■ **ABOUT THIS TASK**:
Write the entries out again exactly as they stand, but without the pictures.

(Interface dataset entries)
• • • •

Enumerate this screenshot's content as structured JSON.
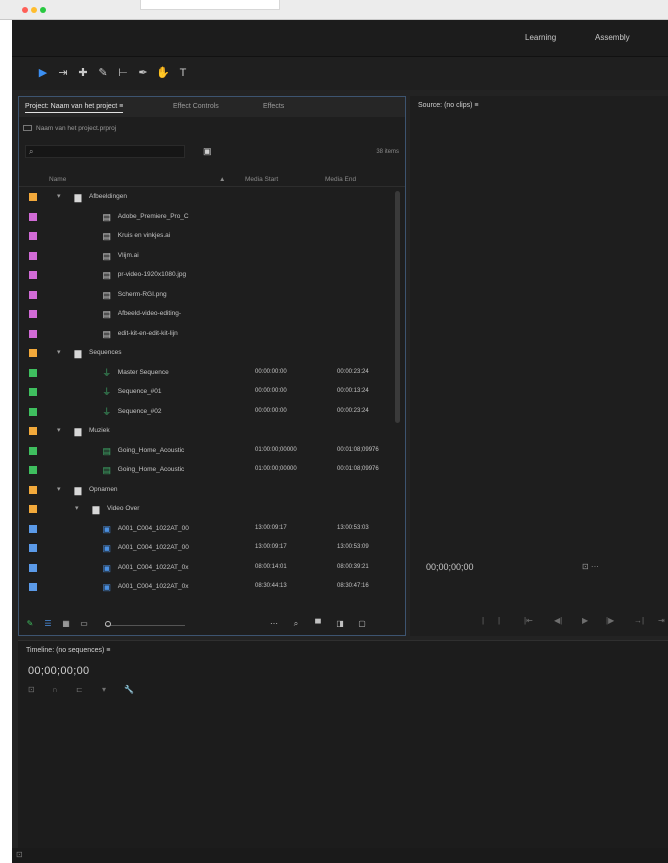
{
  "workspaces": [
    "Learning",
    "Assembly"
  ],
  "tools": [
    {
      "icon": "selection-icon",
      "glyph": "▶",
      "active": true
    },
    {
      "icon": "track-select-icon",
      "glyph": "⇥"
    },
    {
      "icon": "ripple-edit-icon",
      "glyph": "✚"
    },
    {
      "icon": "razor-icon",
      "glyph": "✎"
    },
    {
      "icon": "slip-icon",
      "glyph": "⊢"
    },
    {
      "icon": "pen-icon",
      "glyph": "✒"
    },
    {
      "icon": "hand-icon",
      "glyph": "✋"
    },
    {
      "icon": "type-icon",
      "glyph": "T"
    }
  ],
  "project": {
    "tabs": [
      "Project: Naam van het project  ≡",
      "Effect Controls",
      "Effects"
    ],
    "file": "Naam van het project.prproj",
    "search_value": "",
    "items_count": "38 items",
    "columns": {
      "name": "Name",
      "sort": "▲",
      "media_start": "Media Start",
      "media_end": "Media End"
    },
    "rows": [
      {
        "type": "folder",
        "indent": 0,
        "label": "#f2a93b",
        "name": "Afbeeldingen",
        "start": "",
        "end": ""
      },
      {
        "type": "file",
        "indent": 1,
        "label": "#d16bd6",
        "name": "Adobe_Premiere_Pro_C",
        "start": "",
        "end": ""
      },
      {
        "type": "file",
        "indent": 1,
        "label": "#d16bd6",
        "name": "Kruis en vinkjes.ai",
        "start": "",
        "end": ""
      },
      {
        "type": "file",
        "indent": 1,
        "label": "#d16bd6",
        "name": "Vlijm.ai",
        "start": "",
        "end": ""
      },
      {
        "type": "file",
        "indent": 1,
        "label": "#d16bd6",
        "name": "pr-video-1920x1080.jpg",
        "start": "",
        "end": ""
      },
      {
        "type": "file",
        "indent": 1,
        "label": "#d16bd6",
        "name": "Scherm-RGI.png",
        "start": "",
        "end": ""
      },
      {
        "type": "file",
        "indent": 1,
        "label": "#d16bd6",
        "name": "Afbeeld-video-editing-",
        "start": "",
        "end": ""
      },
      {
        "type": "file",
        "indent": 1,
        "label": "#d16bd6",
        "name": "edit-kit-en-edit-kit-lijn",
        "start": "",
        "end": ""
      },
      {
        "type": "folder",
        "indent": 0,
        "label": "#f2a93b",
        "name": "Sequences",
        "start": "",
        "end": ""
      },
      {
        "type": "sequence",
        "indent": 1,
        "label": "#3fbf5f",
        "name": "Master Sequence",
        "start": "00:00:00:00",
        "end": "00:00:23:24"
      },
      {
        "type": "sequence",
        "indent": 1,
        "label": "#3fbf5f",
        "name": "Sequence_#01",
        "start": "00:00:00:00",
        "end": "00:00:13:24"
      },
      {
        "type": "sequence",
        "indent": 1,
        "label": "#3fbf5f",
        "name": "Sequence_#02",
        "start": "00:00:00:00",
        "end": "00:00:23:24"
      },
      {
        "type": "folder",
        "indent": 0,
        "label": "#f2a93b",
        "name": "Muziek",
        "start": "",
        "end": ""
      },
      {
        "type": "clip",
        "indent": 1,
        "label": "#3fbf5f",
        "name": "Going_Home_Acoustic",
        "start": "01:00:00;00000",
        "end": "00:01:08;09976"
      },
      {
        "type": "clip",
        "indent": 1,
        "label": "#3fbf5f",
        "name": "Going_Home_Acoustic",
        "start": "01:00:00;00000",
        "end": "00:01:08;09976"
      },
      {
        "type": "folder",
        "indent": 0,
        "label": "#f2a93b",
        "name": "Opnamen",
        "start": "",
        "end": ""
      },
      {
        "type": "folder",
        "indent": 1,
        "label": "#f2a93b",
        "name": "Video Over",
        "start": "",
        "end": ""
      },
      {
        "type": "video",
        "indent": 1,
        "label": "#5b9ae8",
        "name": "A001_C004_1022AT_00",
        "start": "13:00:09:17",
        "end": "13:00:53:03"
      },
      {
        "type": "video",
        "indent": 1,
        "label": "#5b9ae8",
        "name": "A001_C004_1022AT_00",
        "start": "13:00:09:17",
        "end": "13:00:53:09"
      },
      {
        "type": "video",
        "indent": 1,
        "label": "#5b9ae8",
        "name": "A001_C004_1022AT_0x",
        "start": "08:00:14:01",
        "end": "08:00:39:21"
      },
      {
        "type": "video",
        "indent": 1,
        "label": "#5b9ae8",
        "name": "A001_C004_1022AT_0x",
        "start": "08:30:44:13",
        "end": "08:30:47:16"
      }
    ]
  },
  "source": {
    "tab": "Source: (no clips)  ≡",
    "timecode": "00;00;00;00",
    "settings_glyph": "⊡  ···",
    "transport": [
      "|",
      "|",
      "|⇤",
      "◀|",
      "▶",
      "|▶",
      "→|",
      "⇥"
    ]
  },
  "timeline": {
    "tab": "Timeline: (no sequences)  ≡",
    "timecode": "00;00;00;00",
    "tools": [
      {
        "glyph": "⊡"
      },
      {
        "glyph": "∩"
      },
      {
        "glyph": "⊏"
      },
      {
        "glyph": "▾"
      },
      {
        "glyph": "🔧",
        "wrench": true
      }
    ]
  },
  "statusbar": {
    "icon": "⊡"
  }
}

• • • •

■ **PROBLEM SOLUTION**:
Enumerate this screenshot's content as structured JSON.
{
  "workspaces": [
    "Learning",
    "Assembly"
  ],
  "tools": [
    {
      "icon": "selection-icon",
      "glyph": "▶",
      "active": true
    },
    {
      "icon": "track-select-icon",
      "glyph": "⇥"
    },
    {
      "icon": "ripple-edit-icon",
      "glyph": "✚"
    },
    {
      "icon": "razor-icon",
      "glyph": "✎"
    },
    {
      "icon": "slip-icon",
      "glyph": "⊢"
    },
    {
      "icon": "pen-icon",
      "glyph": "✒"
    },
    {
      "icon": "hand-icon",
      "glyph": "✋"
    },
    {
      "icon": "type-icon",
      "glyph": "T"
    }
  ],
  "project": {
    "tabs": [
      "Project: Naam van het project  ≡",
      "Effect Controls",
      "Effects"
    ],
    "file": "Naam van het project.prproj",
    "search_value": "",
    "items_count": "38 items",
    "columns": {
      "name": "Name",
      "sort": "▲",
      "media_start": "Media Start",
      "media_end": "Media End"
    },
    "rows": [
      {
        "type": "folder",
        "indent": 0,
        "label": "#f2a93b",
        "name": "Afbeeldingen",
        "start": "",
        "end": ""
      },
      {
        "type": "file",
        "indent": 1,
        "label": "#d16bd6",
        "name": "Adobe_Premiere_Pro_C",
        "start": "",
        "end": ""
      },
      {
        "type": "file",
        "indent": 1,
        "label": "#d16bd6",
        "name": "Kruis en vinkjes.ai",
        "start": "",
        "end": ""
      },
      {
        "type": "file",
        "indent": 1,
        "label": "#d16bd6",
        "name": "Vlijm.ai",
        "start": "",
        "end": ""
      },
      {
        "type": "file",
        "indent": 1,
        "label": "#d16bd6",
        "name": "pr-video-1920x1080.jpg",
        "start": "",
        "end": ""
      },
      {
        "type": "file",
        "indent": 1,
        "label": "#d16bd6",
        "name": "Scherm-RGI.png",
        "start": "",
        "end": ""
      },
      {
        "type": "file",
        "indent": 1,
        "label": "#d16bd6",
        "name": "Afbeeld-video-editing-",
        "start": "",
        "end": ""
      },
      {
        "type": "file",
        "indent": 1,
        "label": "#d16bd6",
        "name": "edit-kit-en-edit-kit-lijn",
        "start": "",
        "end": ""
      },
      {
        "type": "folder",
        "indent": 0,
        "label": "#f2a93b",
        "name": "Sequences",
        "start": "",
        "end": ""
      },
      {
        "type": "sequence",
        "indent": 1,
        "label": "#3fbf5f",
        "name": "Master Sequence",
        "start": "00:00:00:00",
        "end": "00:00:23:24"
      },
      {
        "type": "sequence",
        "indent": 1,
        "label": "#3fbf5f",
        "name": "Sequence_#01",
        "start": "00:00:00:00",
        "end": "00:00:13:24"
      },
      {
        "type": "sequence",
        "indent": 1,
        "label": "#3fbf5f",
        "name": "Sequence_#02",
        "start": "00:00:00:00",
        "end": "00:00:23:24"
      },
      {
        "type": "folder",
        "indent": 0,
        "label": "#f2a93b",
        "name": "Muziek",
        "start": "",
        "end": ""
      },
      {
        "type": "clip",
        "indent": 1,
        "label": "#3fbf5f",
        "name": "Going_Home_Acoustic",
        "start": "01:00:00;00000",
        "end": "00:01:08;09976"
      },
      {
        "type": "clip",
        "indent": 1,
        "label": "#3fbf5f",
        "name": "Going_Home_Acoustic",
        "start": "01:00:00;00000",
        "end": "00:01:08;09976"
      },
      {
        "type": "folder",
        "indent": 0,
        "label": "#f2a93b",
        "name": "Opnamen",
        "start": "",
        "end": ""
      },
      {
        "type": "folder",
        "indent": 1,
        "label": "#f2a93b",
        "name": "Video Over",
        "start": "",
        "end": ""
      },
      {
        "type": "video",
        "indent": 1,
        "label": "#5b9ae8",
        "name": "A001_C004_1022AT_00",
        "start": "13:00:09:17",
        "end": "13:00:53:03"
      },
      {
        "type": "video",
        "indent": 1,
        "label": "#5b9ae8",
        "name": "A001_C004_1022AT_00",
        "start": "13:00:09:17",
        "end": "13:00:53:09"
      },
      {
        "type": "video",
        "indent": 1,
        "label": "#5b9ae8",
        "name": "A001_C004_1022AT_0x",
        "start": "08:00:14:01",
        "end": "08:00:39:21"
      },
      {
        "type": "video",
        "indent": 1,
        "label": "#5b9ae8",
        "name": "A001_C004_1022AT_0x",
        "start": "08:30:44:13",
        "end": "08:30:47:16"
      }
    ]
  },
  "source": {
    "tab": "Source: (no clips)  ≡",
    "timecode": "00;00;00;00",
    "settings_glyph": "⊡  ···",
    "transport": [
      "|",
      "|",
      "|⇤",
      "◀|",
      "▶",
      "|▶",
      "→|",
      "⇥"
    ]
  },
  "timeline": {
    "tab": "Timeline: (no sequences)  ≡",
    "timecode": "00;00;00;00",
    "tools": [
      {
        "glyph": "⊡"
      },
      {
        "glyph": "∩"
      },
      {
        "glyph": "⊏"
      },
      {
        "glyph": "▾"
      },
      {
        "glyph": "🔧",
        "wrench": true
      }
    ]
  },
  "statusbar": {
    "icon": "⊡"
  }
}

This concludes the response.